The third is the Bishan Project, located in Bishan village in Anhui province and founded by myself and Zuo Jing. We work primarily on historical preservation, cultural production, and public life in the village. We bought several old, empty houses in the village, restored them, and settled down there to live. In the beginning we launched a two-year research project on local traditional handcrafts, inviting designers and artists to work with local craftsmen to create new products in the old way. In 2011 and 2012, we organized three major festivals in the village, inviting international and domestic artists, designers, architects, musicians, filmmakers, writers and activists to develop activities with the villagers, and published books and magazines based on our research about the village. This year, we transformed a deteriorating clan hall into a bookstore. The villagers own the building collectively; we do not have ownership of the property, and the villagers do not charge rent from us. It has become a successful public space both for villagers and for people from outside.

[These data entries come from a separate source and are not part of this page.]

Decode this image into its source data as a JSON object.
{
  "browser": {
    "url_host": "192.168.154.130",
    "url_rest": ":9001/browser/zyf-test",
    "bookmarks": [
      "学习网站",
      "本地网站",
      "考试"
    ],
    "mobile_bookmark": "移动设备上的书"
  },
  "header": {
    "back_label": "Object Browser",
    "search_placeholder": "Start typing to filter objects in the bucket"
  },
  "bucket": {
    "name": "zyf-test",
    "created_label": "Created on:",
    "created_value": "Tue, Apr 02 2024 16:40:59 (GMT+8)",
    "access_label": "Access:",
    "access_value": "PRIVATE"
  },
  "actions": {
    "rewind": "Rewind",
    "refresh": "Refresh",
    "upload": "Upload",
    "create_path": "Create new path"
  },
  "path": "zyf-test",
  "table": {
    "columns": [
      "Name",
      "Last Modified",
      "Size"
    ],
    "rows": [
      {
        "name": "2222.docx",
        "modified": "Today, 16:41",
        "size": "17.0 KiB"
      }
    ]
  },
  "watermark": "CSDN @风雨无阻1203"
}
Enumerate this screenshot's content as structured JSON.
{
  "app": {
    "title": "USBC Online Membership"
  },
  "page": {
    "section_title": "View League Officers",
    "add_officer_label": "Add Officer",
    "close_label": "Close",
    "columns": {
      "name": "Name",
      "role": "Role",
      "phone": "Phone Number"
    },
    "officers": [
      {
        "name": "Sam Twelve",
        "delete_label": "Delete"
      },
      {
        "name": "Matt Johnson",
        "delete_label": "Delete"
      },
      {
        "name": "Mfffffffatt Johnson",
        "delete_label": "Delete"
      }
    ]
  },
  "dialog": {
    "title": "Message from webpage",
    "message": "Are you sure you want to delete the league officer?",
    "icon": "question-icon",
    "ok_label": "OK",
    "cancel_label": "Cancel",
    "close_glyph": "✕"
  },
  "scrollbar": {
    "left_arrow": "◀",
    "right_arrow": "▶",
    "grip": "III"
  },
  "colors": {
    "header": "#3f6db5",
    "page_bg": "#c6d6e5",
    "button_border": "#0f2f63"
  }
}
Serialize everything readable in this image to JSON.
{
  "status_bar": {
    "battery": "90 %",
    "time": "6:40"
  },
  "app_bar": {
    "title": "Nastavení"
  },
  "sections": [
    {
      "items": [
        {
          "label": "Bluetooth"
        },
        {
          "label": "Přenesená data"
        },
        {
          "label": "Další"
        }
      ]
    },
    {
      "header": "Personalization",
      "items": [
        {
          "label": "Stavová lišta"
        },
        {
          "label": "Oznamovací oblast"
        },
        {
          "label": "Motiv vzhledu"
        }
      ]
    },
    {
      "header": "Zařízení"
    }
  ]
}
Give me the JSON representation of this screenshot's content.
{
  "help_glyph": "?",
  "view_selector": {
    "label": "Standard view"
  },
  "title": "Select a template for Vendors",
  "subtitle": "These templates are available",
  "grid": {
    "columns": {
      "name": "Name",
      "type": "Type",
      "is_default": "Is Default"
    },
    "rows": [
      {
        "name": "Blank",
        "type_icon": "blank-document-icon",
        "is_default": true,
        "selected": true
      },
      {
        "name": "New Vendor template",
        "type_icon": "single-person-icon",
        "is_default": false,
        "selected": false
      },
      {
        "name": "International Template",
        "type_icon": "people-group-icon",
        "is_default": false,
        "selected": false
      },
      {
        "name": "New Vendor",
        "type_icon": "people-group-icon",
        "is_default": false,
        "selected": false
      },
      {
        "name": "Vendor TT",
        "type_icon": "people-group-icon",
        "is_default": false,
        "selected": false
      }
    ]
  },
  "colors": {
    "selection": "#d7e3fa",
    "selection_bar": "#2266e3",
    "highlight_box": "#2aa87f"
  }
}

To put the idea of the commons into practice, whether Lawrence Lessig’s Creative Commons or Michael Hardt and Antonio Negri’s Commonwealth, we need to go beyond the idea of property ownership inherent in economic liberalism, and find a new way of sharing. 3000 years ago, China developed a land ownership system called jingtianzhi (the “well-field system,” or “nine squares system”): one large square piece of land was divided into nine small plots (like the Chinese character 井, which means “well”), the eight outer ones allocated to people who had to cultivate the central plot as common land. This is similar to the notion of cohousing in some intentional communities in Western countries today. The jingtianzhi was a kind of practical utopia founded by our Chinese ancestors, and has influenced generations of Chinese dreamers, including practitioners in rural areas. The NRRM has done some interesting experiments involving the idea of the commons both in economic and cultural spheres, seeking alternative methods for rural development, improving village life, and making Chinese society more resistant to crisis as a whole.

September 15, 2014
Christiania, Copenhagen


* The text of this article is based on a presentation given at YNKB, Copenhagen, on September 16, 2014.

1. “China to become world’s top farm products importer”, from Reuters:

2. Ou Ning, “What Wukan Means”,

3. To learn more, please see Philip A. Kuhn, “The Rural Reconstruction Movement,” in John K. Fairbank and Albert Feuerwerker, eds., The Cambridge History of China, vol. 13, Republican China 1912-1949, Part 2 (Cambridge: Cambridge University Press, 1986).

4. Y. C. James Yen, a figure in RRM in the Republican era.

5. Programs target migrant workers living in cities.

6. Ou Ning, “Rural Reconstruction in China”,

7. To learn more, please see Alexander F. Day, The Peasant in Postsocialist China: History, Politics, and Capitalism (Cambridge: Cambridge University Press, 2013).